And if you watch that presentation to the end, you’re directed to join Sector Focus for a reduced price of $79 and are offered some bonus reports. One of which details three small tech stocks that Chris says could soar as a result of the coming tech boom he talks about.
Is Sector Focus a Scam?
Sector Focus isn’t a scam; it’s a genuine service where Chris Rowe shares at least ten trade ideas with subscribers each month, and there’s a 30-day refund policy in place.
Not to mention, the company behind it, True Market Insiders, is a real Florida-based financial publishing company that has been around since 2016.
As I explain in my True Market Insiders review, the company sells numerous other services and tools aimed at helping subscribers trade successfully. I’ve also looked into the company and, while there are some complaints, it looks legit and has mostly positive reviews.
That said, there are a few points I want to make.
First, I’ve found some of the marketing behind Sector Focus and related TMI services is a bit overhyped at times. I don’t think that makes it a scam, but it might pay to take some of the marketing presentations with a pinch of salt.
Second, the company sells at least a dozen services and tools, some of which costs $1,000s, so don’t be surprised if you are pitched on joining other services at some point.
And third, as with any service, there is no guarantee Chris Rowe’s investment ideas will make you money. Some might, others won’t. So I don’t recommend joining if you’re expecting to get rich overnight, nor is it wise to bet more than you can afford to lose.
Either way, I don’t think it’s a scam, but I did think these points were worth mentioning.
Bottom Line: Should You Join?
Whether or not you should join Sector Focus is a decision only you can make. I think it could be worth checking out if you like the sound of Chris’ strategy and want a more fast-paced advisory. But at the same time, there are drawbacks to consider, and it’s not for everyone.
In any case, let’s start with the good.
First, Chris’ approach to investing is somewhat unique compared to most other services I come across. Because instead of being tied to any one sector (like tech or natural resources), he seems to go wherever he sees the opportunity in the market at any given time.
I also find it interesting the way he starts with a broad sector he’s interested in and “niches down” to find the best potential opportunities within each sector and sub-sector.
This doesn’t necessarily make it a superior strategy to others, but it does seem like a more structured, intelligent approach to investing overall.
The other thing I like is the value aspect. Depending on which page of the True Market Insiders site you visit, the cost of joining Sector Focus is between $79 and $168 per year.
And for that, you get ten trade ideas each month, market analysis, insights, and pretty much everything you need to learn from Chris and follow his recommendations.
What’s the catch? I don’t really know if there’s a “catch,” but nothing is perfect, and the service isn’t going to be ideal for everyone.
For example, Sector Focus may not suit those looking for a long-term, value investing service, those who want to avoid certain sectors, or who want to invest for dividend income.
It also might be a little fast-paced for some. Subscribers get ten new trade recommendations each month, whereas most advisories share one stock pick per month.

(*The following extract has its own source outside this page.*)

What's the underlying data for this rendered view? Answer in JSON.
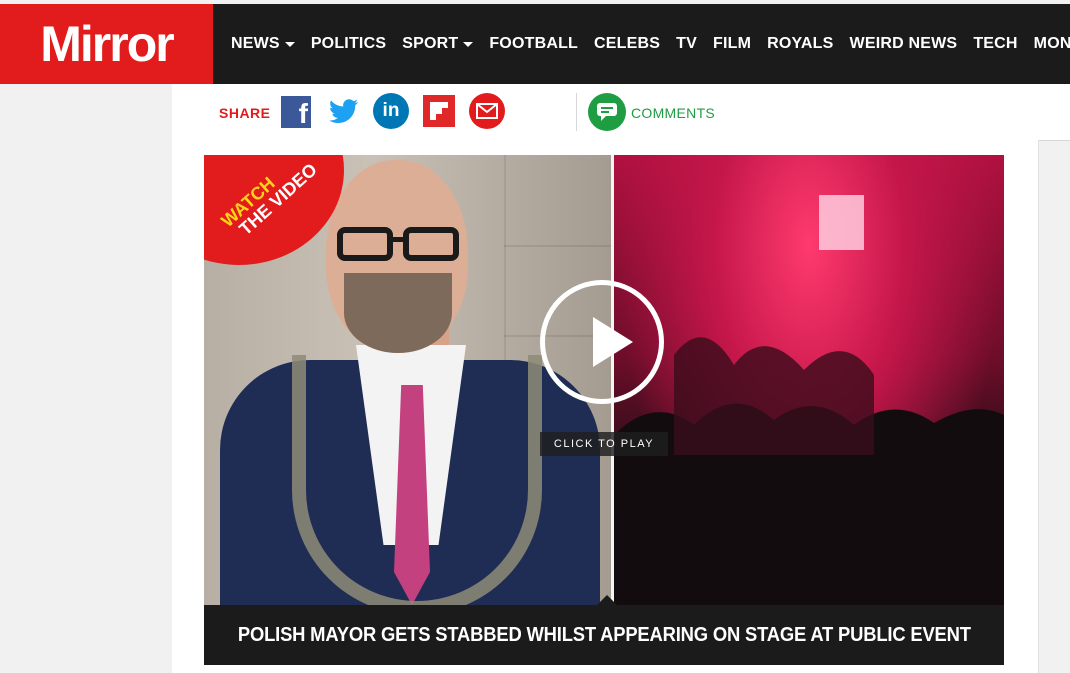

The other thing I want to re-state is that, even though I do believe Sector Focus is a legitimate service, and there is a 30-day money-back guarantee in place, there’s no guarantee it will help you make money.

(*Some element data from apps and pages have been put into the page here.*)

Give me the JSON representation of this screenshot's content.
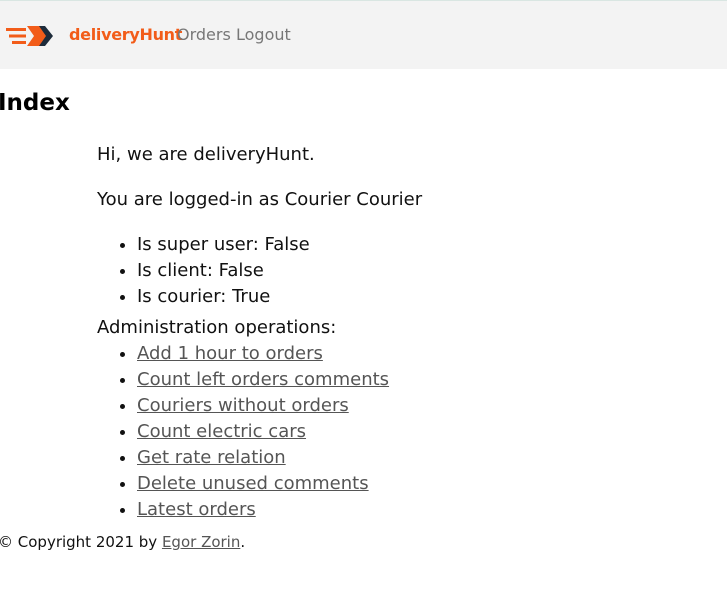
{
  "navbar": {
    "brand": "deliveryHunt",
    "links": [
      "Orders",
      "Logout"
    ],
    "logo_icon": "delivery-arrow-logo-icon",
    "colors": {
      "brand": "#f25c19",
      "brand_dark": "#1d2b3a",
      "background": "#f3f3f3",
      "link": "#777777"
    }
  },
  "main": {
    "title": "Index",
    "greeting": "Hi, we are deliveryHunt.",
    "logged_in_text": "You are logged-in as Courier Courier",
    "flags": [
      "Is super user: False",
      "Is client: False",
      "Is courier: True"
    ],
    "admin_label": "Administration operations:",
    "operations": [
      "Add 1 hour to orders",
      "Count left orders comments",
      "Couriers without orders",
      "Count electric cars",
      "Get rate relation",
      "Delete unused comments",
      "Latest orders"
    ]
  },
  "footer": {
    "prefix": "© Copyright 2021 by ",
    "author": "Egor Zorin",
    "suffix": "."
  }
}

At the end of the day, all investments involve risk. So even though you could do really well for yourself, you could also end up losing money.
Hopefully, that doesn’t happen. But I always think it’s worth understanding the risks and setting realistic expectations before joining something like this. That way, you’re less likely to be disappointed if things don’t go according to plan.
In any case, I hope you found this helpful. And if you’d like to share your thoughts or experience with Sector Focus, feel free to do so in the comments below.